We become excellent practitioners not because we are expansive in breadth in knowledge alone, but because we learn to be empathetic, relaxed, confident and sensitive to our patient’s needs. Often these qualities become more important. RAM is one of the places I have developed these traits, and I try to hone as sharply as possible. It’s worth every mile, hour of lost sleep and uncomfortable night of hot, sticky sleep. If anything, it gives you an appreciation for everything you have and how lucky we are to be the givers and not the receivers.  I also feel like it’s a sad excuse to not spend a little time in such a setting because most of us spend more time watching television, texting/calling/facebooking each other, and doing other nonessential activities than we devote to helping others.

 So many more things crash into focus when you treat patients who often cannot afford their medications, have social and cultural barriers that make counseling difficult, and whose situations are almost never ideal. Things are never as simple in practice as they are outlined in a classroom or a book. You almost never run across best-case scenarios or clearcut answers. RAM helps you make sense of this. It is also is one of the most rewarding things I’ve undertaken. I feel it is our duty not just as community members, but as professionals, to take a couple days out of our schedule to go to those who cannot come to us. We cannot have good health care without engaging in free health care.

There will always be economic divides, but we can help close them a bit, even if only for a couple days, if we go outside ourselves and give our time freely. We also talk constantly about team-based therapy in school and how medicine is going to this model. There is no place where this is truer than at community outreach events such as RAM.

At RAM, you have all the health-care professional specialties working together, instead of in bubbles, to form an integrated form of care, because there are no issues of who gets paid what or whose plan is more important. We come together to give the patient as much as possible. We also learn each other’s strengths and weaknesses and rush to fill in those cracks to form a more seamless plan of care. You also hear the gratitude, the tears of happiness and humility from your patients. I even often hear the phrase, “Thank you for everything you do. This is the best care I’ve ever received.” I also hear, unfortunately, “Thank you for actually spending time with me. My doctor, nurse, pharmacist, etc., does not spend this kind of time with me, and they charge so much money.”

This is my second time at RAM, and my role is much different this year. This year I’m learning to lead my peers to this same great opportunity and trying to develop ways to expand our presence at this event. I try and focus on what things went well, what needs work and which things not to continue or repeat so that next year, when I lead RAM, I can make it a little bit better than the year before and leave another scaffold on which my successor can build and make better after me, as well.

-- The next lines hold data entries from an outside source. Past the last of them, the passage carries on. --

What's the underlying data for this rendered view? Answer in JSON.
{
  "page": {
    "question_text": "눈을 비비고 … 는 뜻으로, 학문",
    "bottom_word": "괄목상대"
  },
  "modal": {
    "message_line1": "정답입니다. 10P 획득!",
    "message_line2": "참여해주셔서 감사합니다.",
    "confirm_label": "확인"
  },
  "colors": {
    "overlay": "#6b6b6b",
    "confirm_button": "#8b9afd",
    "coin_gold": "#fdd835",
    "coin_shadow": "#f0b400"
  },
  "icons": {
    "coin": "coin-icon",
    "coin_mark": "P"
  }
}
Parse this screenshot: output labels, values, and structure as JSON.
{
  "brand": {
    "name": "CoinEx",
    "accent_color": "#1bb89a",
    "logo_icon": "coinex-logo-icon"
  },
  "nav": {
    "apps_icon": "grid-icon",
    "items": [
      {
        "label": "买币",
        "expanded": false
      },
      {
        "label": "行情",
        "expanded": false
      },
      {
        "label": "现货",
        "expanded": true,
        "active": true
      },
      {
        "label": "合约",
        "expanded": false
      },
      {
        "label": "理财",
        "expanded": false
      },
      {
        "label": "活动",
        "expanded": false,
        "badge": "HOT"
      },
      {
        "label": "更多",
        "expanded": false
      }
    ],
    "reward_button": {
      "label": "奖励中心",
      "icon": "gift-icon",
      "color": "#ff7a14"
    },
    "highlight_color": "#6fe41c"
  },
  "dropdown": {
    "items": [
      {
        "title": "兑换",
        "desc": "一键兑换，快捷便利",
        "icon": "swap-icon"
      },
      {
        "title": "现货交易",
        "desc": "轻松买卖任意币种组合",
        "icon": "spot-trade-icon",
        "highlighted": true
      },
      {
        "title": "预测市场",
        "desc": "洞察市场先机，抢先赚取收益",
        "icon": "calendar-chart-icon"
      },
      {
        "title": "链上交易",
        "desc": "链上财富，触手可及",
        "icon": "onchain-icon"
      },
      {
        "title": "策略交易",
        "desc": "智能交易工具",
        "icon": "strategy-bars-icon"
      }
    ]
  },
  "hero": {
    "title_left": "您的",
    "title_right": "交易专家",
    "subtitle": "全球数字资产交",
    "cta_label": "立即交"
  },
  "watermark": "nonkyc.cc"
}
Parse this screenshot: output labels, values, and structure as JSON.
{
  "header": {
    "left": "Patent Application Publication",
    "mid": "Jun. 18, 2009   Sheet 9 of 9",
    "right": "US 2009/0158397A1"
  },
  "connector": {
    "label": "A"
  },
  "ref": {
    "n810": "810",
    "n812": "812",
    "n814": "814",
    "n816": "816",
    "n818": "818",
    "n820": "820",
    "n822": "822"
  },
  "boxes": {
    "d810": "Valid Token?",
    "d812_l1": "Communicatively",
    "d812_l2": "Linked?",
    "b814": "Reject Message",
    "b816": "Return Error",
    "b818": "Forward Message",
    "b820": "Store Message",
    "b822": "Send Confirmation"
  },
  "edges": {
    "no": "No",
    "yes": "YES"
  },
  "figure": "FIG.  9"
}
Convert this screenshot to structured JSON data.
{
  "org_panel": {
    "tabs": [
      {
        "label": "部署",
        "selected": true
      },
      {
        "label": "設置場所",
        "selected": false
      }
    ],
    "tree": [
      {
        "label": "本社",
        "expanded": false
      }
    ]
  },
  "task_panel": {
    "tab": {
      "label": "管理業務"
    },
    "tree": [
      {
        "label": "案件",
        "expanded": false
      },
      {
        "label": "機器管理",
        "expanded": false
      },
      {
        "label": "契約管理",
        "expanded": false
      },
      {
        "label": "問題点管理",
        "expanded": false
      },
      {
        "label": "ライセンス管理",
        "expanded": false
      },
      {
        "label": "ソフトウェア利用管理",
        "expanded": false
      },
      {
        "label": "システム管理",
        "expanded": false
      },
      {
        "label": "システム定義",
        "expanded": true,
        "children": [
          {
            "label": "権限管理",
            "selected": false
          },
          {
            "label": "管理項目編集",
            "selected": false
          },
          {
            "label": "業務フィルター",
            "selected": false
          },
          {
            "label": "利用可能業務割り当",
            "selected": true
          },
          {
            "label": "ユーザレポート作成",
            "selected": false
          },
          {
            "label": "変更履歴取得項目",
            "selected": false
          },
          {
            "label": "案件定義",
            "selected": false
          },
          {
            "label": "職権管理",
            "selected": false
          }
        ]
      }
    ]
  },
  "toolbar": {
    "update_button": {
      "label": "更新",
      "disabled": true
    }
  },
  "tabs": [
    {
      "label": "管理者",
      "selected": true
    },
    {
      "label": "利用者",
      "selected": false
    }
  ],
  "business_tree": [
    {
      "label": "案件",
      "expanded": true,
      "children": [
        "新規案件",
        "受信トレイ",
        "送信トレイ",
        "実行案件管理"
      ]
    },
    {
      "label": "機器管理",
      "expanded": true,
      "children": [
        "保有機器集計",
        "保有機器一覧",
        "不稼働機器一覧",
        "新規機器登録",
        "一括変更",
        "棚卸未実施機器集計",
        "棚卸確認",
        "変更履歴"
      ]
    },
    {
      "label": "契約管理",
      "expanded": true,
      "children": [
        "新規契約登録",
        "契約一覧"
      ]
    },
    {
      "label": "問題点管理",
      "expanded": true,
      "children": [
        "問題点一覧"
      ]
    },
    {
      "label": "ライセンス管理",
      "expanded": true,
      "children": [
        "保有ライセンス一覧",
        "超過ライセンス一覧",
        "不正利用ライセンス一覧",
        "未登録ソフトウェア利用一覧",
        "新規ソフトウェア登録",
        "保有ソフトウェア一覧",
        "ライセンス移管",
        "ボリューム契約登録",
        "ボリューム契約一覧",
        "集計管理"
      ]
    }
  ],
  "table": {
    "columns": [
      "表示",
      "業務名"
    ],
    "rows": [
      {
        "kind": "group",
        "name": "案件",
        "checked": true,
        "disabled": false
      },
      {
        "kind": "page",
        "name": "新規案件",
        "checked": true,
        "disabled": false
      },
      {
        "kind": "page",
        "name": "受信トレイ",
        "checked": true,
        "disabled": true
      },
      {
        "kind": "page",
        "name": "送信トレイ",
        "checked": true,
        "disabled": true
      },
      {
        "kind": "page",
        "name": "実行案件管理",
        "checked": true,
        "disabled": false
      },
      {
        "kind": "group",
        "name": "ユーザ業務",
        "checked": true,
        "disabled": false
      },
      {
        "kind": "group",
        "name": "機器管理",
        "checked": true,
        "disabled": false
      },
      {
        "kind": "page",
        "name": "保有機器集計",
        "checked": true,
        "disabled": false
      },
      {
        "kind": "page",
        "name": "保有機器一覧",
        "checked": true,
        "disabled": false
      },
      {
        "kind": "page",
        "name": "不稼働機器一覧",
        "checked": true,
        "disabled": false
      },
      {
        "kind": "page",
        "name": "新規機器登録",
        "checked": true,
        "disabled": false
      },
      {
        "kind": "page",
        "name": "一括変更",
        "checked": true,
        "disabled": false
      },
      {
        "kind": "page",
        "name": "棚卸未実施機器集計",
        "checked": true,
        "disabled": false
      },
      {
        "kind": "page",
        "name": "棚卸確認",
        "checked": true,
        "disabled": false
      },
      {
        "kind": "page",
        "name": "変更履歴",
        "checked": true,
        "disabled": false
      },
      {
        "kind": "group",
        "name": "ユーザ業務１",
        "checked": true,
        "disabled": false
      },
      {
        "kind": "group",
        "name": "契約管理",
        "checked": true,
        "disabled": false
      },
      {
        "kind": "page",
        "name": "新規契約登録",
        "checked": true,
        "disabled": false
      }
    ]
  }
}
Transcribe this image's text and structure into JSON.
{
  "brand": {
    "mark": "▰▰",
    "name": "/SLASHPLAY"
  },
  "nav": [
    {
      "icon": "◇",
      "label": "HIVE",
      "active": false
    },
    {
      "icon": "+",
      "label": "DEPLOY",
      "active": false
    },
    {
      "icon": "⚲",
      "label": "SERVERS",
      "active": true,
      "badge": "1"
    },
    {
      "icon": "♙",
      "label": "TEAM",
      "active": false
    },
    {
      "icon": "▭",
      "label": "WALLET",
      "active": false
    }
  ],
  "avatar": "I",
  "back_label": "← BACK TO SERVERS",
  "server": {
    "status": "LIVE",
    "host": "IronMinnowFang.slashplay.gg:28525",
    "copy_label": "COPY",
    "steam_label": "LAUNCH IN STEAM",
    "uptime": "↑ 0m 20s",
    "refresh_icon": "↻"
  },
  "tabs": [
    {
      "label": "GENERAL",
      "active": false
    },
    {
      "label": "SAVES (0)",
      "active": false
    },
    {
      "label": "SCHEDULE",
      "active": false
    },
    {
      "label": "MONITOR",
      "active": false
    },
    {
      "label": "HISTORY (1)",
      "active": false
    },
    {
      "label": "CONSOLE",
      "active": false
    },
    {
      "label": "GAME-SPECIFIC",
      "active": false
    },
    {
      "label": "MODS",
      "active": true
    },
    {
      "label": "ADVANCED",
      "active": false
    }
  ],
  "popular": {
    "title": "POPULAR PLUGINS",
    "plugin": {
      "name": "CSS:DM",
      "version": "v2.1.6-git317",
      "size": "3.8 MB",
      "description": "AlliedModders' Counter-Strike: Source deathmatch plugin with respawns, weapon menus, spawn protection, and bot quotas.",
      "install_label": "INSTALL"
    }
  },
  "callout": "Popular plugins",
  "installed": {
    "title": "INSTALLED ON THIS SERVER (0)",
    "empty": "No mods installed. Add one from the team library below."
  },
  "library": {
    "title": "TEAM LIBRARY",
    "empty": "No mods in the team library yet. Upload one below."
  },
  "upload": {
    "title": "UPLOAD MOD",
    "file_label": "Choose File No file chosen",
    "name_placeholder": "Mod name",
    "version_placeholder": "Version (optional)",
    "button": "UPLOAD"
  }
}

I’m incredibly excited by this prospect, but also very nervous. I want this experience to be as rewarding to others as it has been to me over the last two years. I want my peers to become better professionals. I want to show our communities that pharmacists are willing to go outside of their 9-to-5 work schedules to make sure that their health needs are met. So many of these things will worry me, but they will also focus me to ensure that I put everything I can into making RAM more successful. RAM has been one of the biggest honors I have been given because it has given me the chance to take care of my fellow man without the restrictions of insurance, prestige or management.

Thank you, RAM, for making me a stronger practitioner and a better human being.

Editor’s note: Andrew Carmichael was assistant team leader for VCU School of Pharmacy’s trek to Remote Area Medical 2011 in Wise County, Va.